The origins of this wine completely fooled me in the blind tasting. The reason being, on reflection, was that it had no particularly strong characteristics apart from being well-made and completely in balance. The Max made by Miles Mossop is a South African wine from Stellenbosch and is a Bordeaux blend (CS 54%, Merlot and Petit Verdot equally making up the remaining 46%). There were no strong indications of its 11 year age either on the nose or on the palate, rather it was remarkably fresh and gave off all the primary fruit notes of cherries, strawberries and cranberries with the accompanying acidity. These were repeated in the taste along with a pleasing tannic grip. The colour was a mid-red – neither purple or brown rimmed – with no particular indications of viscosity.
It would be interesting to see how this wine develops. Personally, I would have liked to see a little more distinguishing features but there is no doubting its quality as a dry, fresh tasting, well-balanced wine of medium length.

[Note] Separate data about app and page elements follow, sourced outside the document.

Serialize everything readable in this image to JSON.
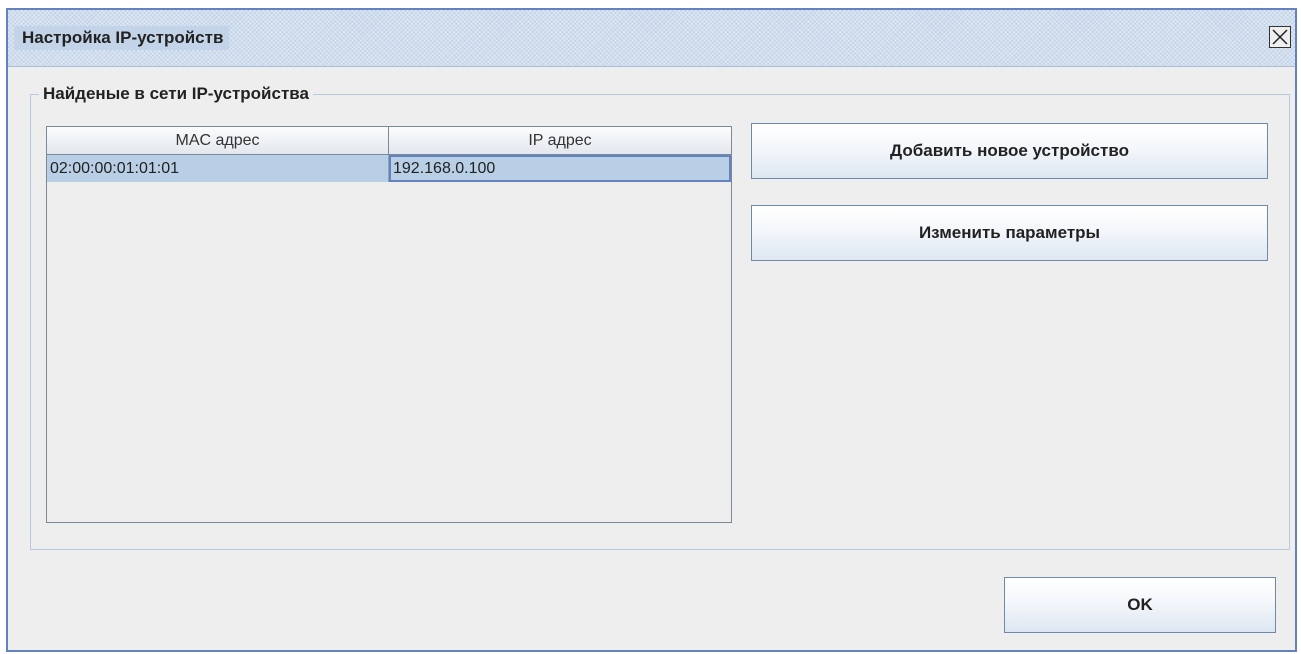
{
  "window": {
    "title": "Настройка IP-устройств",
    "close_icon": "close-icon"
  },
  "group": {
    "title": "Найденые в сети IP-устройства"
  },
  "table": {
    "columns": [
      "MAC адрес",
      "IP адрес"
    ],
    "rows": [
      {
        "mac": "02:00:00:01:01:01",
        "ip": "192.168.0.100"
      }
    ]
  },
  "buttons": {
    "add_label": "Добавить новое устройство",
    "edit_label": "Изменить параметры",
    "ok_label": "OK"
  },
  "colors": {
    "window_border": "#6382bf",
    "selection": "#b8cfe5",
    "background": "#eeeeee"
  }
}
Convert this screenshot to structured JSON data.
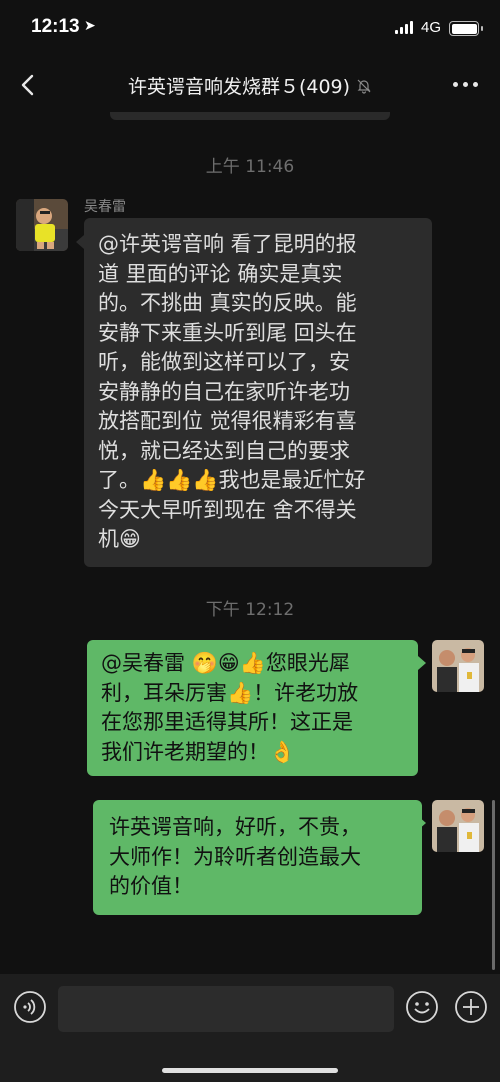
{
  "status_bar": {
    "time": "12:13",
    "network": "4G"
  },
  "header": {
    "title": "许英谔音响发烧群５(409)",
    "mute_icon": "bell-slash-icon"
  },
  "messages": [
    {
      "type": "timestamp",
      "text": "上午 11:46"
    },
    {
      "type": "incoming",
      "sender": "吴春雷",
      "lines": [
        "@许英谔音响 看了昆明的报",
        "道 里面的评论 确实是真实",
        "的。不挑曲 真实的反映。能",
        "安静下来重头听到尾 回头在",
        "听，能做到这样可以了，安",
        "安静静的自己在家听许老功",
        "放搭配到位 觉得很精彩有喜",
        "悦，就已经达到自己的要求",
        "了。👍👍👍我也是最近忙好",
        "今天大早听到现在 舍不得关",
        "机😁"
      ]
    },
    {
      "type": "timestamp",
      "text": "下午 12:12"
    },
    {
      "type": "outgoing",
      "lines": [
        "@吴春雷 🤭😁👍您眼光犀",
        "利，耳朵厉害👍！许老功放",
        "在您那里适得其所！这正是",
        "我们许老期望的！👌"
      ]
    },
    {
      "type": "outgoing",
      "lines": [
        "许英谔音响，好听，不贵，",
        "大师作！为聆听者创造最大",
        "的价值！"
      ]
    }
  ],
  "colors": {
    "background": "#111111",
    "bubble_in": "#2c2c2c",
    "bubble_out": "#5fb867",
    "input_bar": "#1e1e1e"
  }
}
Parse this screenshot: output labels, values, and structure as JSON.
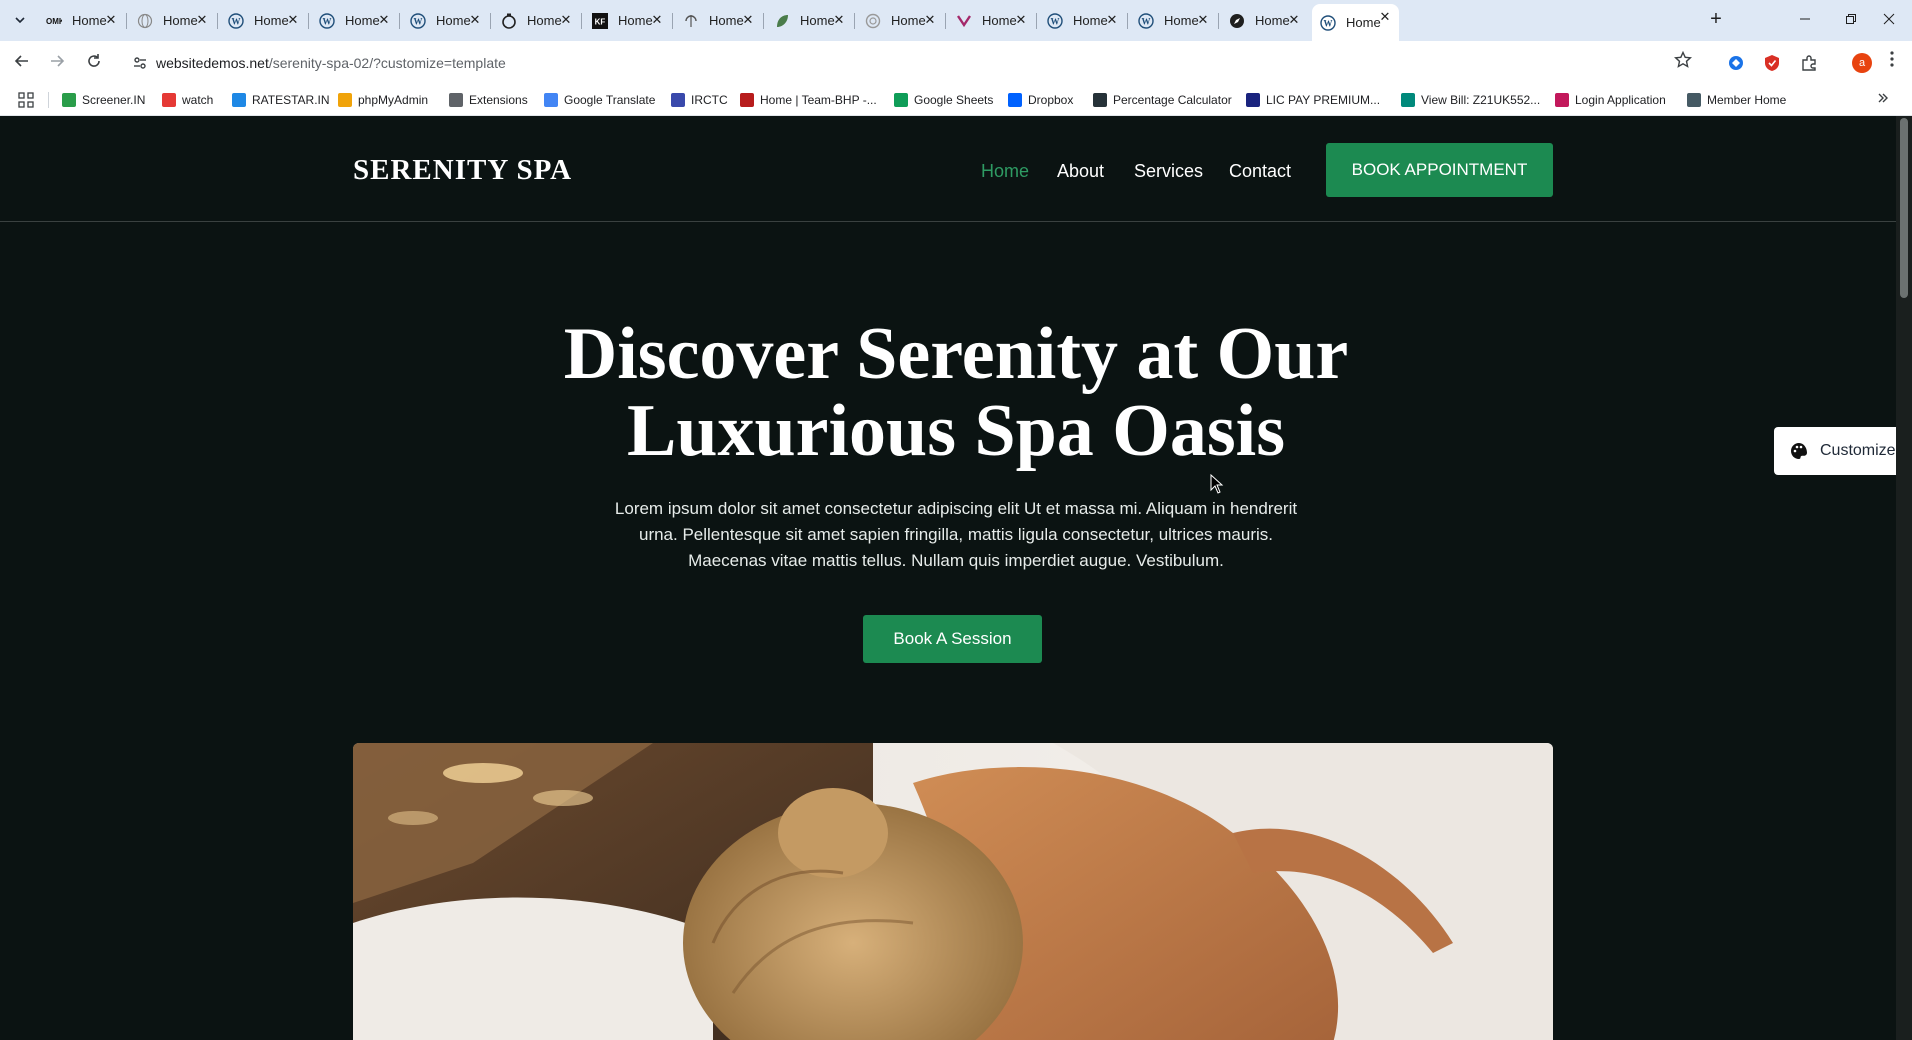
{
  "browser": {
    "tabs": [
      {
        "title": "Home",
        "icon": "omk-favicon"
      },
      {
        "title": "Home",
        "icon": "globe-favicon"
      },
      {
        "title": "Home",
        "icon": "wordpress-favicon"
      },
      {
        "title": "Home",
        "icon": "wordpress-favicon"
      },
      {
        "title": "Home",
        "icon": "wordpress-favicon"
      },
      {
        "title": "Home",
        "icon": "timer-favicon"
      },
      {
        "title": "Home",
        "icon": "kf-favicon"
      },
      {
        "title": "Home",
        "icon": "crosshair-favicon"
      },
      {
        "title": "Home",
        "icon": "leaf-favicon"
      },
      {
        "title": "Home",
        "icon": "shell-favicon"
      },
      {
        "title": "Home",
        "icon": "yoast-favicon"
      },
      {
        "title": "Home",
        "icon": "wordpress-favicon"
      },
      {
        "title": "Home",
        "icon": "wordpress-favicon"
      },
      {
        "title": "Home",
        "icon": "compass-favicon"
      },
      {
        "title": "Home",
        "icon": "wordpress-favicon",
        "active": true
      }
    ],
    "url_host": "websitedemos.net",
    "url_path": "/serenity-spa-02/?customize=template",
    "profile_initial": "a",
    "bookmarks": [
      {
        "label": "Screener.IN",
        "color": "#2a9d4a"
      },
      {
        "label": "watch",
        "color": "#e53935"
      },
      {
        "label": "RATESTAR.IN",
        "color": "#1e88e5"
      },
      {
        "label": "phpMyAdmin",
        "color": "#f0a30a"
      },
      {
        "label": "Extensions",
        "color": "#5f6368"
      },
      {
        "label": "Google Translate",
        "color": "#4285f4"
      },
      {
        "label": "IRCTC",
        "color": "#3949ab"
      },
      {
        "label": "Home | Team-BHP -...",
        "color": "#b71c1c"
      },
      {
        "label": "Google Sheets",
        "color": "#0f9d58"
      },
      {
        "label": "Dropbox",
        "color": "#0061fe"
      },
      {
        "label": "Percentage Calculator",
        "color": "#263238"
      },
      {
        "label": "LIC PAY PREMIUM...",
        "color": "#1a237e"
      },
      {
        "label": "View Bill: Z21UK552...",
        "color": "#00897b"
      },
      {
        "label": "Login Application",
        "color": "#c2185b"
      },
      {
        "label": "Member Home",
        "color": "#455a64"
      }
    ]
  },
  "site": {
    "logo": "SERENITY SPA",
    "nav": [
      {
        "label": "Home",
        "active": true
      },
      {
        "label": "About"
      },
      {
        "label": "Services"
      },
      {
        "label": "Contact"
      }
    ],
    "book_appointment": "BOOK APPOINTMENT",
    "hero_title_line1": "Discover Serenity at Our",
    "hero_title_line2": "Luxurious Spa Oasis",
    "hero_desc_line1": "Lorem ipsum dolor sit amet consectetur adipiscing elit Ut et massa mi. Aliquam in hendrerit",
    "hero_desc_line2": "urna. Pellentesque sit amet sapien fringilla, mattis ligula consectetur, ultrices mauris.",
    "hero_desc_line3": "Maecenas vitae mattis tellus. Nullam quis imperdiet augue. Vestibulum.",
    "session_button": "Book A Session",
    "customize": "Customize",
    "colors": {
      "page_bg": "#0b1312",
      "accent": "#1c8a51",
      "active_nav": "#2e9b63"
    }
  }
}
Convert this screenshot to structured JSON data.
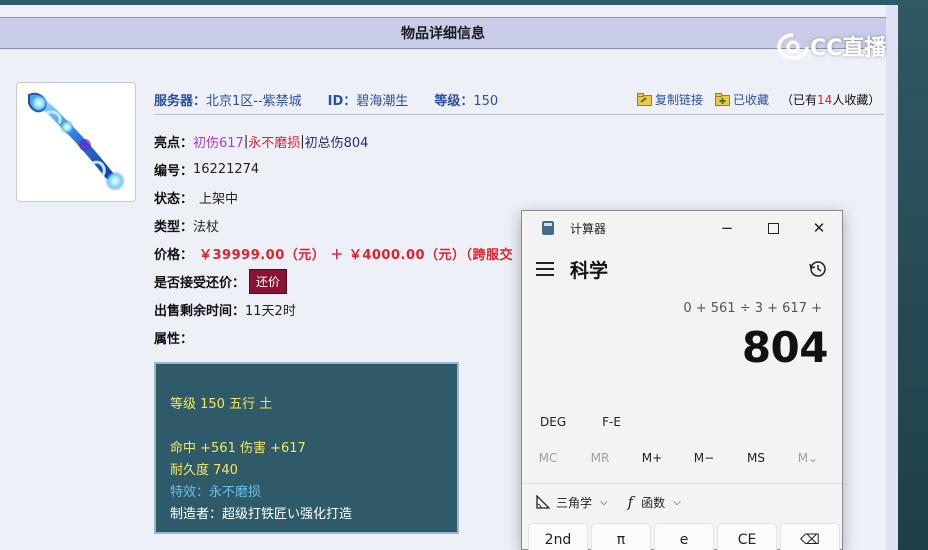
{
  "page": {
    "title": "物品详细信息"
  },
  "server_row": {
    "server_label": "服务器：",
    "server_value": "北京1区--紫禁城",
    "id_label": "ID：",
    "id_value": "碧海潮生",
    "level_label": "等级：",
    "level_value": "150",
    "copy_link_label": "复制链接",
    "favorited_label": "已收藏",
    "fav_count_prefix": "（已有",
    "fav_count": "14",
    "fav_count_suffix": "人收藏）"
  },
  "details": {
    "highlights_label": "亮点：",
    "highlight_1": "初伤617",
    "sep": "|",
    "highlight_2": "永不磨损",
    "highlight_3": "初总伤804",
    "number_label": "编号：",
    "number_value": "16221274",
    "status_label": "状态：",
    "status_value": "上架中",
    "type_label": "类型：",
    "type_value": "法杖",
    "price_label": "价格：",
    "price_value": "￥39999.00（元） ＋ ￥4000.00（元）（跨服交",
    "counter_label": "是否接受还价：",
    "counter_button": "还价",
    "time_label": "出售剩余时间：",
    "time_value": "11天2时",
    "attr_label": "属性："
  },
  "attributes": {
    "line1": "等级 150 五行 土",
    "line2": "命中 +561 伤害 +617",
    "line3": "耐久度 740",
    "line4": "特效：永不磨损",
    "line5": "制造者：超级打铁匠い强化打造"
  },
  "watermark": {
    "text": "CC直播"
  },
  "calculator": {
    "window_title": "计算器",
    "mode": "科学",
    "expression": "0 + 561 ÷ 3 + 617 +",
    "result": "804",
    "deg": "DEG",
    "fe": "F-E",
    "memory_keys": [
      "MC",
      "MR",
      "M+",
      "M−",
      "MS",
      "M⌄"
    ],
    "trig_label": "三角学",
    "func_label": "函数",
    "keys": [
      "2nd",
      "π",
      "e",
      "CE",
      "⌫"
    ]
  },
  "colors": {
    "title_bar": "#c8cce6",
    "attr_box": "#2f5a6a",
    "price_red": "#e0202a",
    "counter_button": "#8a1232"
  }
}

[Richard: I don’t often buy wine from South Africa but was intrigued by a WS offering of mature wines from Miles Mossop (about £22, now sold out), really because they didn’t seem to be South African in style and the absence of the dreaded pinotage grape is always welcome. This was a very smooth, very drinkable, well-made, claret-style wine that opened up well over the evening, albeit, as Geoff says, rather lacking in character. To me the nose was clearly CS but, as we know, it’s easy to guess the grape when you’ve seen the label. Talking of which, we don’t often mention back labels – traditionally a place for a little information and a lot of hyperbole but this one was special. Apparently the wine offers an ‘older soul juxtaposed with youthful ardour and a fearless strength’. I didn’t quite pick up on this. Two more bottle of other vintages left, though, so perhaps all will become clear.]